Task statement: Report, from the records below, every line where the word "structure" appears.

Data provided Start Marker

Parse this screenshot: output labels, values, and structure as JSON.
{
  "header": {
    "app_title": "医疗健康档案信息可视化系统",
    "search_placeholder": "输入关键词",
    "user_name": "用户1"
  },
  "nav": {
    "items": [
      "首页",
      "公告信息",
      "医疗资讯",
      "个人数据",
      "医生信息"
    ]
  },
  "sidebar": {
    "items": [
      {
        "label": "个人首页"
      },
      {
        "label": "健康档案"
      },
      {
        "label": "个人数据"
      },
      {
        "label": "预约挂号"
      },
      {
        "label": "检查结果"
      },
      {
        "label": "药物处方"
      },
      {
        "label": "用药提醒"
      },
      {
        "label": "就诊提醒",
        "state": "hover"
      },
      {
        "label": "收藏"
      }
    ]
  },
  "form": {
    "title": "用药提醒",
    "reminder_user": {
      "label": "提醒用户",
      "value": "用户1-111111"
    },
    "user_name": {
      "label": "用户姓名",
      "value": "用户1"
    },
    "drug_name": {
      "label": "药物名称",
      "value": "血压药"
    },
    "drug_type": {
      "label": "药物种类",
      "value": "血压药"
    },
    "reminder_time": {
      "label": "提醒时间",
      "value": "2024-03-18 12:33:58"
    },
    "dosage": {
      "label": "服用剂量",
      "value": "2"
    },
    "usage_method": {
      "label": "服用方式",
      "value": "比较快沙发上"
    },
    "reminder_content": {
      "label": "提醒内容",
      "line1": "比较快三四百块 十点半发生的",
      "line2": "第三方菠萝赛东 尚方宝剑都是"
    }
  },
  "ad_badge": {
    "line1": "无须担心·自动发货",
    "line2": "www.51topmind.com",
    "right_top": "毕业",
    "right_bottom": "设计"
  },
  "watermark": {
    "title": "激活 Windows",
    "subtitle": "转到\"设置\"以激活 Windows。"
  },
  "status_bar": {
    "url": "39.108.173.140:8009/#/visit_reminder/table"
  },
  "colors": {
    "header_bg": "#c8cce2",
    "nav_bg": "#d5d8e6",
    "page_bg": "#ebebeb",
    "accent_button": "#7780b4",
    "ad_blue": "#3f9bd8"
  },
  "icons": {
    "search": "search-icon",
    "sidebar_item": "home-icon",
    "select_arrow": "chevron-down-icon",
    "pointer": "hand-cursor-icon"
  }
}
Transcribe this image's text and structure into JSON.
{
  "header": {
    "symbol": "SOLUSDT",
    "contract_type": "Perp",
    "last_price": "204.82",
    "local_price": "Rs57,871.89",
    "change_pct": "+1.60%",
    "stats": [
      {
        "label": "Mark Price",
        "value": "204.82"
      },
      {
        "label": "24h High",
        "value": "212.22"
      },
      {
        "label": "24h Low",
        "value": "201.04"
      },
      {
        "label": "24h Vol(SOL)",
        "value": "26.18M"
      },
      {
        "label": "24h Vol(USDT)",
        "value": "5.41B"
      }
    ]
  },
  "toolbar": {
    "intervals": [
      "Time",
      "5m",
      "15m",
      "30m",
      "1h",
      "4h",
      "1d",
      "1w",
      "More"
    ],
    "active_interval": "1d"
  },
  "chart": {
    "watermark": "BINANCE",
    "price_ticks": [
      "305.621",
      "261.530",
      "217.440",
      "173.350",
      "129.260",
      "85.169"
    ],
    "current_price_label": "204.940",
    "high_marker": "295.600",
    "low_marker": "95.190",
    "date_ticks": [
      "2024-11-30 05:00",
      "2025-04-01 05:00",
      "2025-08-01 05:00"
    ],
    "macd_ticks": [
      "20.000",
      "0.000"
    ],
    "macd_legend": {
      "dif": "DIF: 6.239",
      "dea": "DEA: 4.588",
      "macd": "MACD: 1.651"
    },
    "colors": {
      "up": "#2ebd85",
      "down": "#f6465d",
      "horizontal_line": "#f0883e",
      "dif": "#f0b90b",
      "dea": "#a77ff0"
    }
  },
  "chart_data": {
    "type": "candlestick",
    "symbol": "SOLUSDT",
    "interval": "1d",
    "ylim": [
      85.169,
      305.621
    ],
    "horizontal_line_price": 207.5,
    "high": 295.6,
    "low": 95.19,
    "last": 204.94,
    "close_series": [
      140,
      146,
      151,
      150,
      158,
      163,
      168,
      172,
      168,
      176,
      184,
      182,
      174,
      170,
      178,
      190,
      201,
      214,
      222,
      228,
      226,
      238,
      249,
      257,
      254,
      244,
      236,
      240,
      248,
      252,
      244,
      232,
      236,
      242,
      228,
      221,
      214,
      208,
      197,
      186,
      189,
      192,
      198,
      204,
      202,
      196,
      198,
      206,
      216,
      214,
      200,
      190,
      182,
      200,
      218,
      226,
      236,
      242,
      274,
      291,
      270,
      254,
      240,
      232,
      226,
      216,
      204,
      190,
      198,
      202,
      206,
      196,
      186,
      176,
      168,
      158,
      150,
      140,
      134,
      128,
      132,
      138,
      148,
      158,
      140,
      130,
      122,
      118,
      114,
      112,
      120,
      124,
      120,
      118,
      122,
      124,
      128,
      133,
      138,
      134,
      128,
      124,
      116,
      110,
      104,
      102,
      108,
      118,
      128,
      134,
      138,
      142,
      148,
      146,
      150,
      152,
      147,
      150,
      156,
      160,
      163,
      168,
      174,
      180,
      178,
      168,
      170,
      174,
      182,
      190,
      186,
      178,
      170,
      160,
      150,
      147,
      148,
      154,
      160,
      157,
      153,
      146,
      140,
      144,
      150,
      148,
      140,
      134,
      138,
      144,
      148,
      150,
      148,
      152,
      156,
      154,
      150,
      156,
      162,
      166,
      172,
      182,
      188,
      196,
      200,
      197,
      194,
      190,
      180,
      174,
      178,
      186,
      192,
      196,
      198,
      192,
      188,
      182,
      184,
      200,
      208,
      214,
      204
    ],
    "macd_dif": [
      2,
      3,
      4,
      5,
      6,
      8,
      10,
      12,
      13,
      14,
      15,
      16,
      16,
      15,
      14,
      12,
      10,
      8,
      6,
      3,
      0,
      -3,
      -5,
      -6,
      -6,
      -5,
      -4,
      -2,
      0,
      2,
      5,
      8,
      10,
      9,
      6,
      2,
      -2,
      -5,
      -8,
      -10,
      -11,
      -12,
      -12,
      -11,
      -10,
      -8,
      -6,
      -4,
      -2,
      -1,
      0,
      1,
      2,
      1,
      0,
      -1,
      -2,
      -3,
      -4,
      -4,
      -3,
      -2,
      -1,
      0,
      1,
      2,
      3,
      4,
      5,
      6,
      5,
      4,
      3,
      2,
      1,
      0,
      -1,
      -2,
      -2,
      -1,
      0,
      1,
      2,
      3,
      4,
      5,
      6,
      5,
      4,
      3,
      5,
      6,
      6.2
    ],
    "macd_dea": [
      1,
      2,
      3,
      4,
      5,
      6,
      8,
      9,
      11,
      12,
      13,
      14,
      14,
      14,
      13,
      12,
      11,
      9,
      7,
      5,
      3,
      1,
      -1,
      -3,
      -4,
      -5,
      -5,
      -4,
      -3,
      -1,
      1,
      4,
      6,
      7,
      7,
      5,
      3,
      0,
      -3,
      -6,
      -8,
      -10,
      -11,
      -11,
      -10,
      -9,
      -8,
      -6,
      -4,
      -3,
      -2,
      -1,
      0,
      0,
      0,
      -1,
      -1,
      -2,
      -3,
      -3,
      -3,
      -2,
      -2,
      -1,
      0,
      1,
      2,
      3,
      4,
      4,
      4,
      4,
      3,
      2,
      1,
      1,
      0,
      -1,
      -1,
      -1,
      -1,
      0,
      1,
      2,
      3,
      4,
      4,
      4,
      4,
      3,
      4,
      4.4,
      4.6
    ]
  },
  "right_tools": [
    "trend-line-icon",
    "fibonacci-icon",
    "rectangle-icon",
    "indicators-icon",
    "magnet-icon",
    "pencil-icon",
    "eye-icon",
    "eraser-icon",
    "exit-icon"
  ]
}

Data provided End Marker

Written solution:
Parse this screenshot: output labels, values, and structure as JSON.
Transcribe this image's text and structure into JSON.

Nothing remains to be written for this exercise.